__WORK INSTRUCTIONS__
What is needed is a copy of each line in the listing below that contains "龙骨基层".

※

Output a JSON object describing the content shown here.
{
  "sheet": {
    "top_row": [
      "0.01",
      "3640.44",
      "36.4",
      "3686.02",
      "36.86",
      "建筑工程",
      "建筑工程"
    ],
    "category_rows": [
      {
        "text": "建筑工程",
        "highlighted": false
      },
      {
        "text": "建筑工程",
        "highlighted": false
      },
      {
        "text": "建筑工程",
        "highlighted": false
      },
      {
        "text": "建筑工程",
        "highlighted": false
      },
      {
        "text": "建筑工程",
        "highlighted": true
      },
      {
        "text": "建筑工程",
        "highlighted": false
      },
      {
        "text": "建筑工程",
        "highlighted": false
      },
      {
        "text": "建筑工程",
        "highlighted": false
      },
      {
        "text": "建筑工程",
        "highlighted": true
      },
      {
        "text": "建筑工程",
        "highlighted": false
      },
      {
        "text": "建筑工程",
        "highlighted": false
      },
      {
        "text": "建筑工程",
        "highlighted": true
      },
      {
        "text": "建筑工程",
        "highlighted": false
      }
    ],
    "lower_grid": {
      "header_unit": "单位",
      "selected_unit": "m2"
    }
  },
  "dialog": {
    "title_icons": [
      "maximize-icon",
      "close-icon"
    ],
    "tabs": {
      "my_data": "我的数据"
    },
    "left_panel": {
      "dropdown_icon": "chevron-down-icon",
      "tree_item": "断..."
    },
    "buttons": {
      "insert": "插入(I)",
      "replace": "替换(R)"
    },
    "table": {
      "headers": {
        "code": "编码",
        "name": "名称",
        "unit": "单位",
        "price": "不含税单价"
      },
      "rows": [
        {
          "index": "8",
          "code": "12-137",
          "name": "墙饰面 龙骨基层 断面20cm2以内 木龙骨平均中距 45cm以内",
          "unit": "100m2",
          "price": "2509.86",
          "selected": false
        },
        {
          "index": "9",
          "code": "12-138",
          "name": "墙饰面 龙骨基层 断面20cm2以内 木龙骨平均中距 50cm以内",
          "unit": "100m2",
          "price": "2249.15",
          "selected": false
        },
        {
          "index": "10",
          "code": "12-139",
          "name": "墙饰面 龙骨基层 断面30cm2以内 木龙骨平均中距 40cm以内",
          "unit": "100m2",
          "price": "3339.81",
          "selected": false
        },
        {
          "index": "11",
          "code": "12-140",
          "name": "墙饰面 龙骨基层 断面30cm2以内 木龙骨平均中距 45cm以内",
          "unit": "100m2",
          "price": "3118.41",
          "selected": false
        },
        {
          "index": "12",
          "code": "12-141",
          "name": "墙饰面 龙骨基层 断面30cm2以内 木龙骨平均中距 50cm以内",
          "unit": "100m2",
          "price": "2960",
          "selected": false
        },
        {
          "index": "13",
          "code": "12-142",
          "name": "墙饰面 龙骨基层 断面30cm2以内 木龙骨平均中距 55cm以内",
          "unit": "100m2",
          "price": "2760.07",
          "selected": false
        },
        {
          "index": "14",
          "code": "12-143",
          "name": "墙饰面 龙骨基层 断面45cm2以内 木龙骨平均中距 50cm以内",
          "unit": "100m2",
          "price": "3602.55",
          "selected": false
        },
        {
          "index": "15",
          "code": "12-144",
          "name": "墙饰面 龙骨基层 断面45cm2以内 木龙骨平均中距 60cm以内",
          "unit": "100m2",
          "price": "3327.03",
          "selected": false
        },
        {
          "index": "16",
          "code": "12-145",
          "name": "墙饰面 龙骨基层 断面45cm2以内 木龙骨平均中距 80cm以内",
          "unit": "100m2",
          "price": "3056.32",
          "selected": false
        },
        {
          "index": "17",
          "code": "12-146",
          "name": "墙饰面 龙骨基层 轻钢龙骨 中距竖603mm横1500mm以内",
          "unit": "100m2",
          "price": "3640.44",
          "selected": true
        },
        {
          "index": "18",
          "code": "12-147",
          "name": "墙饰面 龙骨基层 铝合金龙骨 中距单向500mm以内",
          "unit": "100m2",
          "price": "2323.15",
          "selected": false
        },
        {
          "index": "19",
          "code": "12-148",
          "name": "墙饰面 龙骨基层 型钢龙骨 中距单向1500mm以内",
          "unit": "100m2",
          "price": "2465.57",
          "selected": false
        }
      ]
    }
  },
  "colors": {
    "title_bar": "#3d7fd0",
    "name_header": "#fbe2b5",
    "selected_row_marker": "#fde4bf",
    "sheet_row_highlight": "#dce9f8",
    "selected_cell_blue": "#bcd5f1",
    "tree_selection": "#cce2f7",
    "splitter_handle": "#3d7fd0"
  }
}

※

__WRITTEN SOLUTION__
          "name": "墙饰面 龙骨基层 断面20cm2以内 木龙骨平均中距 45cm以内",
          "name": "墙饰面 龙骨基层 断面20cm2以内 木龙骨平均中距 50cm以内",
          "name": "墙饰面 龙骨基层 断面30cm2以内 木龙骨平均中距 40cm以内",
          "name": "墙饰面 龙骨基层 断面30cm2以内 木龙骨平均中距 45cm以内",
          "name": "墙饰面 龙骨基层 断面30cm2以内 木龙骨平均中距 50cm以内",
          "name": "墙饰面 龙骨基层 断面30cm2以内 木龙骨平均中距 55cm以内",
          "name": "墙饰面 龙骨基层 断面45cm2以内 木龙骨平均中距 50cm以内",
          "name": "墙饰面 龙骨基层 断面45cm2以内 木龙骨平均中距 60cm以内",
          "name": "墙饰面 龙骨基层 断面45cm2以内 木龙骨平均中距 80cm以内",
          "name": "墙饰面 龙骨基层 轻钢龙骨 中距竖603mm横1500mm以内",
          "name": "墙饰面 龙骨基层 铝合金龙骨 中距单向500mm以内",
          "name": "墙饰面 龙骨基层 型钢龙骨 中距单向1500mm以内",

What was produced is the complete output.